Use of existing contract templates is not always permissible under local law. Some countries have statutory employment contract templates with certain mandatory provisions, determined by role or sector. Risks also may arise in the incorrect application of local labour law, for example following incorrect termination procedures. Risk assessment reports can explore individual scenarios or the company’s internal procedures and contract management as a whole, mapping them against local employment law to flag any risks.

5. Disguised Employment Risks

International projects often require rapid deployment of staff in-country. The worker may enter as a short-term volunteer, temp or contractor, and then the project term is extended. Incorrect categorisation of workers may result; this is something many countries are clamping down upon. In the UK, IR35 governs deemed employees that are incorrectly classified as contractors; public bodies must determine if their contractors fall inside or outside of IR35 rules. Contractors found to be inside IR35 may be deemed “disguised employees” and both the worker and contracting organisation will be liable for income taxation and penalties.

Risks can also arise if the worker has entered the country on one type of visa but the conditions of their employment change.
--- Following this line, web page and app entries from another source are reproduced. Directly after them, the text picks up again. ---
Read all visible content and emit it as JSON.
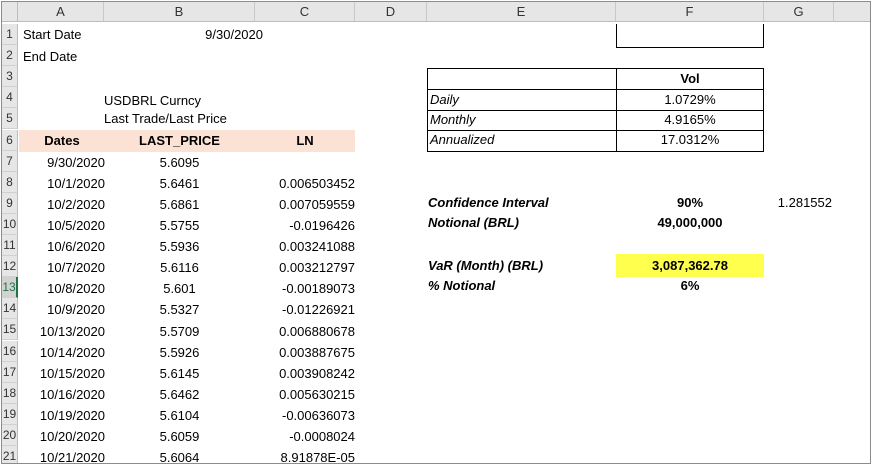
{
  "columns": [
    "A",
    "B",
    "C",
    "D",
    "E",
    "F",
    "G"
  ],
  "rows": [
    "1",
    "2",
    "3",
    "4",
    "5",
    "6",
    "7",
    "8",
    "9",
    "10",
    "11",
    "12",
    "13",
    "14",
    "15",
    "16",
    "17",
    "18",
    "19",
    "20",
    "21"
  ],
  "row_labels": {
    "r1": "Start Date",
    "r2": "End Date",
    "start_date": "9/30/2020",
    "r4": "USDBRL Curncy",
    "r5": "Last Trade/Last Price"
  },
  "table_headers": {
    "dates": "Dates",
    "last_price": "LAST_PRICE",
    "ln": "LN"
  },
  "table_rows": [
    {
      "date": "9/30/2020",
      "price": "5.6095",
      "ln": ""
    },
    {
      "date": "10/1/2020",
      "price": "5.6461",
      "ln": "0.006503452"
    },
    {
      "date": "10/2/2020",
      "price": "5.6861",
      "ln": "0.007059559"
    },
    {
      "date": "10/5/2020",
      "price": "5.5755",
      "ln": "-0.0196426"
    },
    {
      "date": "10/6/2020",
      "price": "5.5936",
      "ln": "0.003241088"
    },
    {
      "date": "10/7/2020",
      "price": "5.6116",
      "ln": "0.003212797"
    },
    {
      "date": "10/8/2020",
      "price": "5.601",
      "ln": "-0.00189073"
    },
    {
      "date": "10/9/2020",
      "price": "5.5327",
      "ln": "-0.01226921"
    },
    {
      "date": "10/13/2020",
      "price": "5.5709",
      "ln": "0.006880678"
    },
    {
      "date": "10/14/2020",
      "price": "5.5926",
      "ln": "0.003887675"
    },
    {
      "date": "10/15/2020",
      "price": "5.6145",
      "ln": "0.003908242"
    },
    {
      "date": "10/16/2020",
      "price": "5.6462",
      "ln": "0.005630215"
    },
    {
      "date": "10/19/2020",
      "price": "5.6104",
      "ln": "-0.00636073"
    },
    {
      "date": "10/20/2020",
      "price": "5.6059",
      "ln": "-0.0008024"
    },
    {
      "date": "10/21/2020",
      "price": "5.6064",
      "ln": "8.91878E-05"
    }
  ],
  "vol_table": {
    "header": "Vol",
    "rows": [
      {
        "label": "Daily",
        "value": "1.0729%"
      },
      {
        "label": "Monthly",
        "value": "4.9165%"
      },
      {
        "label": "Annualized",
        "value": "17.0312%"
      }
    ]
  },
  "metrics": {
    "confidence_label": "Confidence Interval",
    "confidence_value": "90%",
    "z_value": "1.281552",
    "notional_label": "Notional (BRL)",
    "notional_value": "49,000,000",
    "var_label": "VaR (Month) (BRL)",
    "var_value": "3,087,362.78",
    "pct_label": "% Notional",
    "pct_value": "6%"
  },
  "colors": {
    "header_band": "#fbe2d5",
    "highlight": "#ffff4d",
    "active_row": "#217346"
  },
  "active_row": "13"
}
For example, if they enter on a volunteer visa and then receive a full-time position with a charity, they should apply for a work permit. Volunteers receiving a monthly stipend for their services could be at risk of incorrect employment classification, as this may be seen as a salary in certain locations.

Risk assessment reports can assess the circumstances of one employee or whole teams and determine any liabilities for the organisation. Any resulting registration, enrollment or visa applications can be carried out by Mauve.

Risk assessment reports can be a vital resource for your organisation’s international projects and countries of work. The reports are bespoke and can focus on certain individual risks or a broad assessment as required. For more information or a free 15-minute discussion about your specific needs, please get in touch via the Contact Form.

Related Articles:

A Guide to IR35

The Global HR Agony Aunt

Case Study: Healthcare NGO